__Work order__
Where a line in the listing below holds "true", add it to the tally, and reply with that tally alone.

__Material provided__
━━━━━━━━━━

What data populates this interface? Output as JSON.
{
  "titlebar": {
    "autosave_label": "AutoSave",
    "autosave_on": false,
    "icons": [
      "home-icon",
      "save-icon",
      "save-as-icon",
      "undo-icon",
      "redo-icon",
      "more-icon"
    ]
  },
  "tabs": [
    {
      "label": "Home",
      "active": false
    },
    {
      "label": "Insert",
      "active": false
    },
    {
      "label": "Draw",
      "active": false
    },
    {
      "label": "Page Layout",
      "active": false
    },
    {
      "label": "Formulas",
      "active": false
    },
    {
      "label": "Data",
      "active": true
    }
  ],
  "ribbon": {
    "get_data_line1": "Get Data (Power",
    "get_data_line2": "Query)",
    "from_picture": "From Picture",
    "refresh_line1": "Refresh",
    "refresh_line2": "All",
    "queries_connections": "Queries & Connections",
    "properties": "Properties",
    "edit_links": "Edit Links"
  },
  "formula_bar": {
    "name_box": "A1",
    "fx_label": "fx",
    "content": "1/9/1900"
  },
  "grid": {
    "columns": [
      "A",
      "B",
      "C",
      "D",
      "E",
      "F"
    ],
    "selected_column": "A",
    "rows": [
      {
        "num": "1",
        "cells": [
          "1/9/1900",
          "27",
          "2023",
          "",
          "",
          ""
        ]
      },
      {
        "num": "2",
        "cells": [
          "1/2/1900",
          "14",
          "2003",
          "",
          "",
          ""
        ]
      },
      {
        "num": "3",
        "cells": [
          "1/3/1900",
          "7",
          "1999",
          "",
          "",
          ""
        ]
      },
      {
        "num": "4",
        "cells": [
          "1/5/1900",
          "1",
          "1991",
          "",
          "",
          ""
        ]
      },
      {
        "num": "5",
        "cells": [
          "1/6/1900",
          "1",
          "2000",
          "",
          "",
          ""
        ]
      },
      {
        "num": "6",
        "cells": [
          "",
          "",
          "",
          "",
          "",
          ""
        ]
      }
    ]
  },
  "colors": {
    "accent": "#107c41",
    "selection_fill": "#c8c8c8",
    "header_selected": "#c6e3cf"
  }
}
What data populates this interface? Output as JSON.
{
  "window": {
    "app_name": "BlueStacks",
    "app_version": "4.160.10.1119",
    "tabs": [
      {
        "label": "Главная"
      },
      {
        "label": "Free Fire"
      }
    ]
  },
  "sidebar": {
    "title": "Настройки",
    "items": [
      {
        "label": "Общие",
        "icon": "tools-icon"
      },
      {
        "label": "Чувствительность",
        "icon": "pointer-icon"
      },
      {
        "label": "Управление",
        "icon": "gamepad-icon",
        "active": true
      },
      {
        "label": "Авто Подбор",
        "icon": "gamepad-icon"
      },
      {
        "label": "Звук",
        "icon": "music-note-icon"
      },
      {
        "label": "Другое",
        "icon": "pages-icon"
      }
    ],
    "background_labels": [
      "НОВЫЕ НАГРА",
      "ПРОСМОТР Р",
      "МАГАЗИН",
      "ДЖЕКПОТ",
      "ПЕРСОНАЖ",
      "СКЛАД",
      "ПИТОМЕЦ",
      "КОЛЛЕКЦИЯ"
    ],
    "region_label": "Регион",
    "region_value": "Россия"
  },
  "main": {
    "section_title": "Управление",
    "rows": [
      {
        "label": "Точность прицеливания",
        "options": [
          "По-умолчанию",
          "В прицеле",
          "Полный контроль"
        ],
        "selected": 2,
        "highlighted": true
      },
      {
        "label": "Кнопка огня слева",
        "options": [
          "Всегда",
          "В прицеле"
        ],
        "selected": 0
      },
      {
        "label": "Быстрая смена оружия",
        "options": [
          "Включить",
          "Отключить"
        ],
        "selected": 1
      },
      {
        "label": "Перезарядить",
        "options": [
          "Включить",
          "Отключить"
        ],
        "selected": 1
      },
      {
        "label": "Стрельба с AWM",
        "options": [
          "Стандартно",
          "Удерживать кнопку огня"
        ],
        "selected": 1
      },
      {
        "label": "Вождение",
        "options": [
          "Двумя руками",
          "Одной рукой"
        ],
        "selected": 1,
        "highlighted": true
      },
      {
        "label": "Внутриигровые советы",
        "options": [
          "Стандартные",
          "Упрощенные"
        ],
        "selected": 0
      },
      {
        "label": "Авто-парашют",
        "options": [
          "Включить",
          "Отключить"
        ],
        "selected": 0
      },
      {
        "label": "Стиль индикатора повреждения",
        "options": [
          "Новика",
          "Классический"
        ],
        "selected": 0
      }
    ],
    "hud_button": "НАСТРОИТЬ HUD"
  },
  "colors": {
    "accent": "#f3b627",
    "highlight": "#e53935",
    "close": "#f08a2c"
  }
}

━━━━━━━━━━

__Answer to this exercise__
4